Comparative Lease Analysis & Private Equity Real Estate
The complexities of a commercial lease mean that it can be very tricky and/or time consuming to analyze. But, the practice of comparative lease analysis means that it is possible for tenants and property owners to make a data driven real estate investment decision. For this reason it is important.
Because it is so time consuming and complex, it can be a challenge for individual real estate investors to complete on their own. For this reason, it can be helpful to partner with a private equity firm to allocate capital to commercial property investments. In such a partnership, the private equity firm and the real estate professionals that work for it do all of the hard work of analyzing and comparing leases while individual investors reap the benefits of their work through regular distributions.
Interested In Learning More?
First National Realty Partners is one of the country’s leading private equity commercial real estate investment firms. With an intentional focus on finding world-class, multi-tenanted assets well below intrinsic value, we seek to create superior long-term, risk-adjusted returns for our investors while creating strong economic assets for the communities we invest in.
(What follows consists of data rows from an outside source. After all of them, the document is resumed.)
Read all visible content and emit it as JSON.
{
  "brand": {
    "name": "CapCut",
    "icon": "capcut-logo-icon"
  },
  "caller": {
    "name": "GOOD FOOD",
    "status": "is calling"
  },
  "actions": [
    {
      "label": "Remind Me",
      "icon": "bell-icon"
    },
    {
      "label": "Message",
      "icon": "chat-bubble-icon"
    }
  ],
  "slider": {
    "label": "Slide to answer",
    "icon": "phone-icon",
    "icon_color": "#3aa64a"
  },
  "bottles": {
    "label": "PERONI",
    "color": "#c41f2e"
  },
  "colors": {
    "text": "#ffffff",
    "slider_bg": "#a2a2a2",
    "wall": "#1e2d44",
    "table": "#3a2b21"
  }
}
If you are an Accredited Real Estate Investor and would like to learn more about our investment opportunities, contact us at (800) 605-4966 or email@example.com for more information.